The first question that a new supervisor asks a mentor, “can you help me to write an observation report?” The reports are not paeans of literary excellence: summary of the lesson, a few commendations, a few criticisms, a few suggestions and a last line, “this is an (un)satisfactory lesson.”
In our current techno world observation reports should contain classroom video clips, links to student data and interactive bells and whistles. Unfortunately, techno phobia reigns.
In many schools teacher evaluation is on a back burner, principals are overwhelmed with administrative details, formal observations are few, or, totally absent.
In a system of 70,000 plus teachers less than one half of one percent of teachers received unsatisfactory ratings, and, most of the ratings were for excessive absence/lateness, not incompetence.
Ratings were solely based on principal judgment.
In the last few years the world of teacher evaluation has undergone a sea change.
The Klein administration provides each principal with Tenure Notification Reports, access to experienced principals and attorneys and encourages principals to become proactive. The number of unsatisfactory ratings and tenure denials has sharply escalated.
The Department has created huge warehouses (ARIS) of student achievement data, in New York State ELA/Math tests are administrated annually to students in grades 3-8, these data are readily available.
The Teacher Data Initiative (TDI), utilizing state testing data compares teachers in similar schools teaching similar kids and gives each teacher a percentile grade. The Department website directs principals not to use the TDI scores to evaluate individual teachers, however, the Mayor directed the Chancellor to use TDI scores in tenure determinations (the union will probably challenge through the grievance process).
The extent to which individual teachers impact student achievement is called “value-added,” and is becoming a core component in the teacher assessment process. From Washington DC, to Los Angeles (see podcast here ) to New York State some iteration of “value-added” is becoming part of the evaluation process. In LA, and perhaps in Washington DC, individual teacher value-added scores may be made public.
Scholars are divided.
In a strikingly simple U-tube cognitive scientist Dan Willingham shows us six reasons why “value-added” scores are NOT valid and reliable teacher assessment tools.
While teachers are deeply suspicious teacher unions in a number of cities/states have agreed that part of the teacher evaluation determination will include some element of pupil achievement data.

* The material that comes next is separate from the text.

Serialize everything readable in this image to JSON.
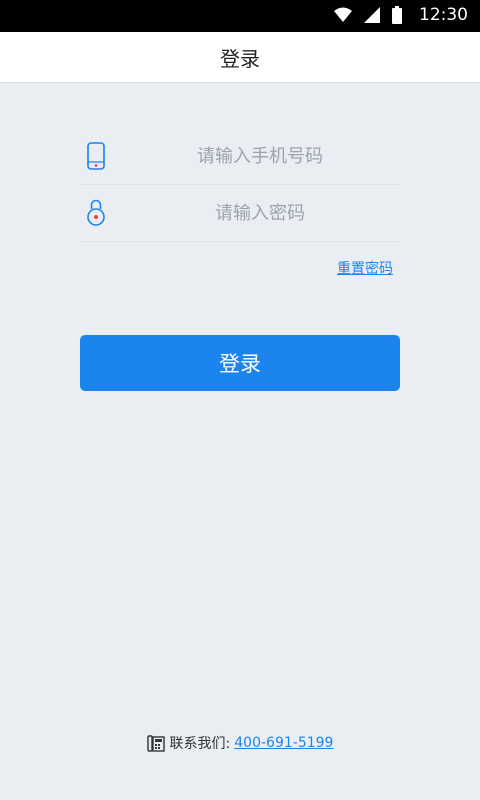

In perhaps a week the feds will announce the winners in the quest for the “pieces of silver,” excuse me, the Race to the Top dollars, in which a test scores driven teacher evaluation system garners extra “points.”
To delink teaching from results is foolish, good teaching is defined by results. To ignore external forces is also foolish. Some middle class kids come to kindergarten knowing their numbers and letters, and a vocabulary of a few thousand words while others have spent their first years planted in front of TV minded by older siblings, or an aging grandparent, and a vocabulary of a few hundred words. We expect the teacher of each of these cohorts of kids to produce progress, can it be accurately measured by a standardized test, or, is the principal the best judge of teaching effectiveness?
Teachers are rightfully suspicious.
The teacher who fails most of his/her students because they fail tests is not blameless: “what do you expect from kids from this neighborhood?” is not an excuse or a defense. Neither is the teacher who passes all the kids for the same reason.
The supervisor, or teacher leader, or whatever term we want to use has an obligation to be in classrooms on a daily basis, the monitoring of instruction, not administrivia must be the core of their daily duties. Establishing an instructional environment that allows teachers to interact, to co-plan and co-think is essential.
Reducing teacher evaluation to value-added assessments is like reducing baseball to sabermetrics, it is “interesting,” but not predictive, data is essential in planning and informing instruction, it in not the sole determinent of effective teaching
The ultimate evaluator can only be peers and/or supervisors, who are intimately involved in a teacher’s daily practice.
Update: see excellent analysis of value-added shortcomings here.